Tedde Simon (Navajo) is an Advocate for the Racial & Economic Justice Program at the ACLU of Northern California. She leads the ACLU of Northern California’s work centering Indigenous voices and worldviews in multiple issue areas – including educational equity, voting rights, and environmental justice – and strives to build deep, mutual and meaningful relationships with tribal and indigenous leaders throughout Northern California.
Prior to joining the ACLU, Tedde led advocacy and organizing efforts to defend the basic rights of asylum seekers and detained immigrants at the US-Mexico border. She was the principal author of the first report of its kind focused on immigration enforcement in the El Paso Border Patrol Sector.
Tedde co-authored and directed Mujeres de la Guerra, a documentary film and book honoring the leadership and contributions of rural Salvadoran women. Before that, Tedde accompanied grassroots organizations in El Salvador in their struggle for self-determination, sustainable community development, access to education, and gender equality with the Share Foundation. She worked for rural land access and environmental justice as an intern with a Salvadoran human rights organization. She also worked with gang-involved incarcerated youth to develop narratives for Tras la Mascara, a collection of poetry and prose.

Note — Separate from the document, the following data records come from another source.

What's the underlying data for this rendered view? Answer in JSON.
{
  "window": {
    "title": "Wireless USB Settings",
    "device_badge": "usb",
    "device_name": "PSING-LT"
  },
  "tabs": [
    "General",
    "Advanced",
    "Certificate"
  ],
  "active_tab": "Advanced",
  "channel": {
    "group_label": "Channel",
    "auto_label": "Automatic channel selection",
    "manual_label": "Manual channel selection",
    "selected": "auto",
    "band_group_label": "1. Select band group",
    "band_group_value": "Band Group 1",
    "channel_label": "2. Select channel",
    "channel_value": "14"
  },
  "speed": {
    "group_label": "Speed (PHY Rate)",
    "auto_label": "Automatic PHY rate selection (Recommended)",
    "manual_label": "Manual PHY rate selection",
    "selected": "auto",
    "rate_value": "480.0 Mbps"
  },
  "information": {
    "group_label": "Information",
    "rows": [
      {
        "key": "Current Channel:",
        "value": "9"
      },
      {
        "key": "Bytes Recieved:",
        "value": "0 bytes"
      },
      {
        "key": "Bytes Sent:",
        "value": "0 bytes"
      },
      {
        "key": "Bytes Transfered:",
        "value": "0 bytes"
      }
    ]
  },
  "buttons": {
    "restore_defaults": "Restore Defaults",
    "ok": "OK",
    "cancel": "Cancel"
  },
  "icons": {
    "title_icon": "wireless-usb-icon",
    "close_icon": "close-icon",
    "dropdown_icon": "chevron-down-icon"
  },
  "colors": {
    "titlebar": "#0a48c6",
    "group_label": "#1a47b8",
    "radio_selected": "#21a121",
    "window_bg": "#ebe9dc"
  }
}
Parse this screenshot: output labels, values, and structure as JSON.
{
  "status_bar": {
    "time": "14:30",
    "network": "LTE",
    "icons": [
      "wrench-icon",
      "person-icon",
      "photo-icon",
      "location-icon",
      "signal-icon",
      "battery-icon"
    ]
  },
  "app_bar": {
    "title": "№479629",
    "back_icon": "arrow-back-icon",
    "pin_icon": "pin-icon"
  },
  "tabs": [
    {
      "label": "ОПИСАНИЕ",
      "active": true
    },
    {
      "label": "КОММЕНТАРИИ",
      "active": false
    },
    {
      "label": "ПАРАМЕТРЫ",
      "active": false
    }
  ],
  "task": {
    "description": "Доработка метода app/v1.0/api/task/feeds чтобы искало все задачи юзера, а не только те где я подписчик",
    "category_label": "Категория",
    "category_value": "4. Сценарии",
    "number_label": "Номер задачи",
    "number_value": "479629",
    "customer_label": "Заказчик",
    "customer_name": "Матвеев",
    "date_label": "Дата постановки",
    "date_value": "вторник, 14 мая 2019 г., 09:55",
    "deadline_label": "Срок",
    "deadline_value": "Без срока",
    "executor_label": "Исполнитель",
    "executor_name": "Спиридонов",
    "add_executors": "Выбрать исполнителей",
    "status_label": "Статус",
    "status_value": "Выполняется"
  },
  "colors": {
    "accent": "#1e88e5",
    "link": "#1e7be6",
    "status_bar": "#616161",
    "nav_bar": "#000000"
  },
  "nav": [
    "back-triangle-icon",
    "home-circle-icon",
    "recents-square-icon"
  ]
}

Tedde received a B.A. in Politics from the University of San Francisco and a Master’s in Public Policy from the Harvard Kennedy School (HKS). At HKS, Tedde led the Progressive Caucus and the Rethinking Economics Seminar, and received the Carr Center Human Rights Award for her thesis on gang violence and internal displacement. As a Rappaport Fellow, Tedde worked at the Boston Mayor’s Office for Women’s Advancement to prevent wage theft affecting low-income and immigrant communities.